I have always wanted to be a mother, it has been my goal in life, and I have dreamed about having a big family. I was very lucky and got pregnant on my first IVF cycle, with twins nonetheless. My husband and I were so excited. When I started to relax about my pregnancy I started to have complications. I started contracting at 19 weeks, then we lost our little Corbin at 24 weeks. We were devastated. We continued to have complications with bleeding, and more contracting and then at my 29 week appointment our living son's heart rate had dropped way below normal. I was checked in to the hospital and then ended up delivering our son 12 weeks early with an emergency cesarean section. 2 years later we tried getting pregnant again through IVF and got pregnant but miscarried 8 weeks later. After this miscarriage I didn’t want to try to get pregnant again without getting everything checked out. We found a great high risk pregnancy center and went in for genetic counseling. My older sister had just been diagnosed with Cystic Fibrosis 2 years before and they decided to screen me for the same genetic markers that she had. August 19th 2015 I was diagnosed with Cystic Fibrosis. I would say that starting from the years we were trying to conceive until this diagnosis were some of the most emotional years of my life. With fertility treatments, miscarriages, burying a child, doctors appointments and then being diagnosed with Cystic Fibrosis; it has surely been an emotional rollercoaster.

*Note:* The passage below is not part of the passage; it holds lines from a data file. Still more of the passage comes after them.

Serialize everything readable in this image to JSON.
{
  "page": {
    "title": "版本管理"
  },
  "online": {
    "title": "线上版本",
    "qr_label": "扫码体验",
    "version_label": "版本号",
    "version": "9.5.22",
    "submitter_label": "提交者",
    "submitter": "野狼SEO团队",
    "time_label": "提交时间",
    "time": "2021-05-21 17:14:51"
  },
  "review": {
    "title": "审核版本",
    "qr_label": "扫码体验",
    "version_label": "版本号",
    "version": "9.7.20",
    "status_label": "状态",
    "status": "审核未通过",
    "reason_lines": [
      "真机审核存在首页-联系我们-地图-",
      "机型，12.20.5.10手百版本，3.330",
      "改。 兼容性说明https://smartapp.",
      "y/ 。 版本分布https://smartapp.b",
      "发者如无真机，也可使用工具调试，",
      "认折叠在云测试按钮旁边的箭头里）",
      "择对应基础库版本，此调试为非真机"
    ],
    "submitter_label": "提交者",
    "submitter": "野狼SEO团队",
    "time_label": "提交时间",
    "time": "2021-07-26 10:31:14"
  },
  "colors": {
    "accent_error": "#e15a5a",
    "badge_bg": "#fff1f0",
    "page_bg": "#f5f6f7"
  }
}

Last summer we were approached by my beautiful sister in law, she offered to get implanted and carry our child. I didn’t want to give up on my body and we decided we would implant one embryo in my sister in law and one in me. We are both 26 weeks pregnant and are so excited to complete this journey. I am working closely with my OB, high risk doctors, and my CF team to make sure that the baby and I stay healthy and complete the pregnancy with a healthy baby. Now, my pregnancy hasn’t been the easiest; I bled through the first 18 weeks, started contracting at 20 weeks, and I am on multiple medications. The important thing to remember is that you can’t change what you're given in life but you can control how you look at the challenges you are given. Don’t give up. If there is something in your life that you want, there is a way to get it, or accomplish it. Just because you have Cystic Fibrosis that doesn’t mean anything. Focus on what you can change and what you can do to make life easier, keep yourself healthy and get what you want!

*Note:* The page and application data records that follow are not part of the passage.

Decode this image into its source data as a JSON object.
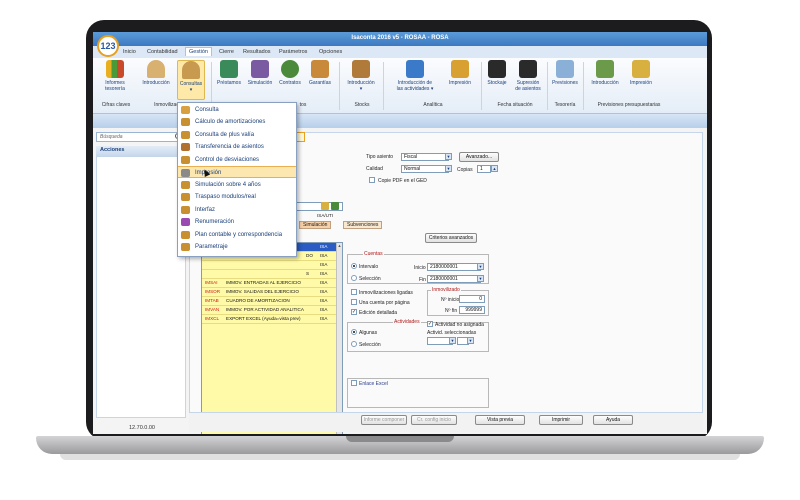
{
  "app": {
    "title": "Isaconta 2016 v5 - ROSAA - ROSA",
    "logo_text": "123",
    "version": "12.70.0.00"
  },
  "menubar": [
    "Inicio",
    "Contabilidad",
    "Gestión",
    "Cierre",
    "Resultados",
    "Parámetros",
    "Opciones"
  ],
  "ribbon": {
    "buttons": [
      {
        "label": "Informes",
        "label2": "tesorería"
      },
      {
        "label": "Introducción",
        "label2": ""
      },
      {
        "label": "Consultas",
        "label2": "▾"
      },
      {
        "label": "Préstamos",
        "label2": ""
      },
      {
        "label": "Simulación",
        "label2": ""
      },
      {
        "label": "Contratos",
        "label2": ""
      },
      {
        "label": "Garantías",
        "label2": ""
      },
      {
        "label": "Introducción",
        "label2": "▾"
      },
      {
        "label": "Introducción de",
        "label2": "las actividades ▾"
      },
      {
        "label": "Impresión",
        "label2": ""
      },
      {
        "label": "Stockaje",
        "label2": ""
      },
      {
        "label": "Supresión",
        "label2": "de asientos"
      },
      {
        "label": "Previsiones",
        "label2": ""
      },
      {
        "label": "Introducción",
        "label2": ""
      },
      {
        "label": "Impresión",
        "label2": ""
      }
    ],
    "groups": [
      "Cifras claves",
      "Inmovilizado",
      "tos",
      "Stocks",
      "Analítica",
      "Fecha situación",
      "Tesorería",
      "Previsiones presupuestarias"
    ]
  },
  "left": {
    "search_placeholder": "Búsqueda",
    "acciones_label": "Acciones"
  },
  "dropdown": {
    "items": [
      "Consulta",
      "Cálculo de amortizaciones",
      "Consulta de plus valía",
      "Transferencia de asientos",
      "Control de desviaciones",
      "Impresión",
      "Simulación sobre 4 años",
      "Traspaso modulos/real",
      "Interfaz",
      "Renumeración",
      "Plan contable y correspondencia",
      "Parametraje"
    ],
    "hover_index": 5
  },
  "form": {
    "tipo_asiento_label": "Tipo asiento",
    "tipo_asiento_value": "Fiscal",
    "avanzado_button": "Avanzado...",
    "calidad_label": "Calidad",
    "calidad_value": "Normal",
    "copias_label": "Copias",
    "copias_value": "1",
    "copie_pdf_label": "Copie PDF en el GED",
    "criterios_button": "Criterios avanzados",
    "subtabs": [
      "Simulación",
      "Subvenciones"
    ],
    "cuentas_title": "Cuentas",
    "intervalo_label": "Intervalo",
    "seleccion_label": "Selección",
    "inicio_label": "Inicio",
    "inicio_value": "2180000001",
    "fin_label": "Fin",
    "fin_value": "2180000001",
    "inmov_ligadas_label": "Inmovilizaciones ligadas",
    "una_cuenta_label": "Una cuenta por página",
    "edicion_label": "Edición detallada",
    "inmovilizado_title": "Inmovilizado",
    "n_inicio_label": "Nº inicio",
    "n_inicio_value": "0",
    "n_fin_label": "Nº fin",
    "n_fin_value": "999999",
    "actividades_title": "Actividades",
    "algunas_label": "Algunas",
    "seleccion2_label": "Selección",
    "actividad_no_asignada": "Actividad no asignada",
    "actividades_seleccionadas": "Activid. seleccionadas",
    "enlace_excel": "Enlace Excel"
  },
  "grid": {
    "header_sis": "ISA/UTI",
    "rows": [
      {
        "code": "",
        "desc": "",
        "sis": "ISA",
        "hl": true
      },
      {
        "code": "",
        "desc": "DO",
        "sis": "ISA",
        "hl": false
      },
      {
        "code": "",
        "desc": "",
        "sis": "ISA",
        "hl": false
      },
      {
        "code": "",
        "desc": "S",
        "sis": "ISA",
        "hl": false
      },
      {
        "code": "IMSAI",
        "desc": "IMMOV. ENTRADAS AL EJERCICIO",
        "sis": "ISA",
        "hl": false
      },
      {
        "code": "IMSOR",
        "desc": "IMMOV. SALIDAS DEL EJERCICIO",
        "sis": "ISA",
        "hl": false
      },
      {
        "code": "IMTAB",
        "desc": "CUADRO DE AMORTIZACION",
        "sis": "ISA",
        "hl": false
      },
      {
        "code": "IMVAN",
        "desc": "IMMOV. POR ACTIVIDAD ANALITICA",
        "sis": "ISA",
        "hl": false
      },
      {
        "code": "IMXCL",
        "desc": "EXPORT EXCEL (Ayuda=vista prev)",
        "sis": "ISA",
        "hl": false
      }
    ]
  },
  "bottom": {
    "informe": "Informe componer",
    "config": "Cr. config inicio",
    "vista": "Vista previa",
    "imprimir": "Imprimir",
    "ayuda": "Ayuda"
  }
}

Keep Dreaming! "
- About Today's Contributor -
Trini is a passionate mom, nurse, writer, and relentless dreamer. To follow her journey of dreaming and becoming a mom go to her blog, Dreaming Pink and Blue.